Call me crazy, but while getting a new roof or a Caribbean vacation on someone else's dime is certainly "bad optics," as the pundits say, isn't depriving an innocent human being of his freedom for three years a much greater sin?
We've had more than seven years on which to evaluate Seth Williams as D.A., and the picture is pretty clear. It's the same-old, same-old. The police and the prosecutors -- even those from Philly's "bad old days" of the latter 20th Century -- are always right, regardless of the facts or the public's rights. Instead of giving Philadelphia its homegrown Bill of Rights, he sold the people who voted for him a bill of goods.
Consider, too, the death penalty. In recent years, six inmates on Pennsylvania's Death Row have been exonerated, including several from Philadelphia, but when Gov. Wolf wisely moved to clamp a moratorium on capital punishment, Williams filed a lawsuit to try to keep it in place. That's not to say there haven't been some reforms during Williams' tenure, some of it from the D.A., a lot of it thanks to outside pressure -- such as the decriminalization of pot, driven by City Hall. Most of it has been too little, or too late.
Maybe I'm fired up on this because I'm currently (and belatedly) reading Michelle Alexander's The New Jim Crow: Mass Incarceration in the Age of Colorblindness. It's arguably the most important U.S. book of the 21st Century; it shows how the so-called "war on drugs" was a pretext to rob Americans of our once-revered 4th Amendment rights that prevented illegal searches and seizures, and how that drug war targeted people of color to create a new form of social control that replaced Jim Crow segregation, and slavery before that.

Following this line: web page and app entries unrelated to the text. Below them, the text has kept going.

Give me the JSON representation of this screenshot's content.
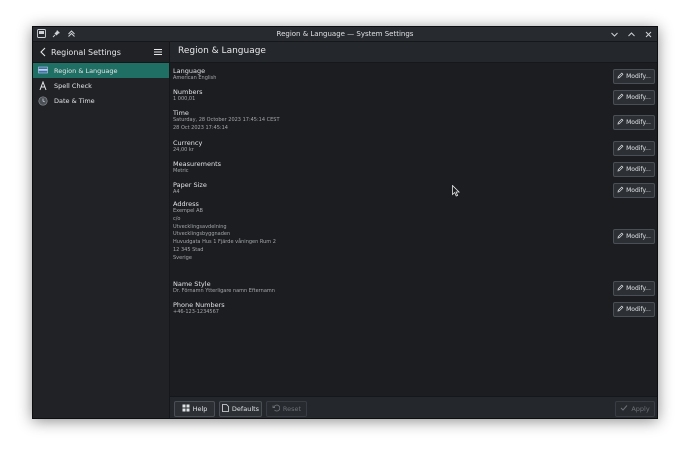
{
  "window": {
    "title": "Region & Language — System Settings"
  },
  "sidebar": {
    "title": "Regional Settings",
    "items": [
      {
        "label": "Region & Language",
        "icon": "flag-icon",
        "active": true
      },
      {
        "label": "Spell Check",
        "icon": "spell-check-icon",
        "active": false
      },
      {
        "label": "Date & Time",
        "icon": "clock-icon",
        "active": false
      }
    ]
  },
  "main": {
    "title": "Region & Language",
    "modify_label": "Modify...",
    "settings": {
      "language": {
        "label": "Language",
        "value": "American English"
      },
      "numbers": {
        "label": "Numbers",
        "value": "1 000,01"
      },
      "time": {
        "label": "Time",
        "value1": "Saturday, 28 October 2023 17:45:14 CEST",
        "value2": "28 Oct 2023 17:45:14"
      },
      "currency": {
        "label": "Currency",
        "value": "24,00 kr"
      },
      "measurements": {
        "label": "Measurements",
        "value": "Metric"
      },
      "paper_size": {
        "label": "Paper Size",
        "value": "A4"
      },
      "address": {
        "label": "Address",
        "lines": [
          "Exempel AB",
          "c/o",
          "Utvecklingsavdelning",
          "Utvecklingsbyggnaden",
          "Huvudgata Hus 1 Fjärde våningen Rum 2",
          "12 345 Stad",
          "Sverige"
        ]
      },
      "name_style": {
        "label": "Name Style",
        "value": "Dr. Förnamn Ytterligare namn Efternamn"
      },
      "phone_numbers": {
        "label": "Phone Numbers",
        "value": "+46-123-1234567"
      }
    }
  },
  "footer": {
    "help": "Help",
    "defaults": "Defaults",
    "reset": "Reset",
    "apply": "Apply"
  },
  "colors": {
    "accent": "#1f6f64",
    "window_bg": "#1b1d20",
    "sidebar_bg": "#202225"
  }
}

America's district attorneys have been the front-line soldiers in this repulsive campaign -- overcharging defendants and filling the billions of dollars worth of new prisons with non-violent felons, often for small to middling drug-related offenses. And the politics have made it virtually impossible for anyone whose philosophy isn't locking lots of people up for as long as possible to win an election. It's now difficult to even imagine a D.A. who doesn't see his job as defending cops and other prosecutors, no matter how bad their mistakes. People who deserve a second chance, some people who are innocent, and their families have all suffered. Seth Williams didn't create that mess. But he's done next to nothing to make it better.
As luck would have it, Philadelphia elects its district attorney in 2017. Normally, that's a slam dunk for the incumbent. But the crisis of Seth Williams' ethical failings may have also created an opportunity. Philadelphia desperately a new district attorney. But the city also needs a new kind of district attorney -- one who'll make ending the warped policies and the Anthony-Wright-type mistakes of the '80s, '90s, and '00s his or her top priority, and become a national role model in reversing the New Jim Crow. Just imagine such a person taking the oath in January 2018. And then, to steal a phrase, we'll get on our knees and pray we don't get fooled again.